The modern/postmodern divide can be read in these two academics’ books. Wilson’s came out of an activist approach to photographic enterprise – artistic, documentary or professional – that she applied in new subjects she introduced in the course she taught; ‘Survival Strategies’ and ‘Professional Practice’ with guest lecturers who were curators, photographers and agents.
Out of the book and her teaching came her organisation Seeing the Light at her Rhubarb-Rhubarb office in The Custard Factory in Digbeth, dedicated, she announced…
…to the belief that talented photographers need supporting skills to support their practices and embrace their dreams. Weekend events, short courses and publications, bring together those imagemakers who wish to have a future in the sector with those who are at the leading edge […] Seeing the Light came across issues which face any imagemaker. How to be viable, creative and imaginative in a time of change. How to ensure that there would be a future, not only for myself, but for those people upon whom the organisation depended. How to support financially a growing team, on fixed or flexible contracts, bringing in those crucial skills when necessary. How to connect internationally with those people around the physical world to increase opportunities.

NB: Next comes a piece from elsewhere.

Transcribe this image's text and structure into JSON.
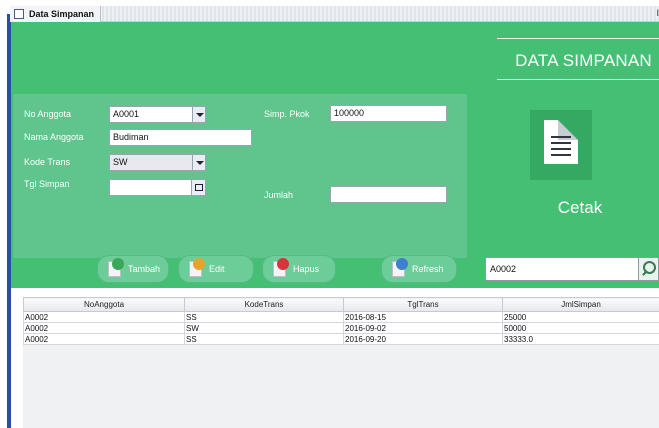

Most influential, aside from the many exhibitions of others’ work she organised, were Wilson’s portfolio reviews available to any photographer at a modest price, modelled on those she saw at Houston FotoFest, all conducted by professionals at significant venues, like editorial and advertising photographer Colin Gray at Glasgow’s Street Level Gallery; Head of Art Buying at DDB advertising agency in Paris Elaine Harris; Professor Paul Hill FRPS, MBE, Birmingham; artistic director of Photo ’98 Anne McNeill in Huddersfield; Canadian artist Evergon at Zone Gallery in Newcastle upon Tyne; photographers Fay Godwin and David Noble in Bedfordshire; documentary photographer Judah Passow from Leicester’s Picture House; British Journal of Photography editor Reuel Golden; and Exhibitions Officer Carol Sartain and Secretary General Barry Lane of the RPS in Bath.
Most important to Wilson was the encouragement that the reviews gave to women, the young, and members of diverse ethnic groups who were entering the industry in greater numbers.
Tragedy befell her after Rhubarb-Rhubarb’s folio reviews and exhibition in Birmingham from 30 July to 2 August 2009 that attracted 130,000 visitors, but coincided with the recession, so that when she returned after a hip operation, funding cuts were taking effect. Becoming severely depressed she took seriously ill, was unable to work and the threat of losing her house to afford treatment hung over her. Despite a successful crowd-funding campaign on her behalf she died on Thursday 6 November 2014.
Rhonda Wilson is remembered for her generosity in helping other photographers realise their dreams. Despite her remarkable life, it has required much research to join its threads for the Wikipedia profile I have been writing on her, and none of her own photography is anywhere available to see.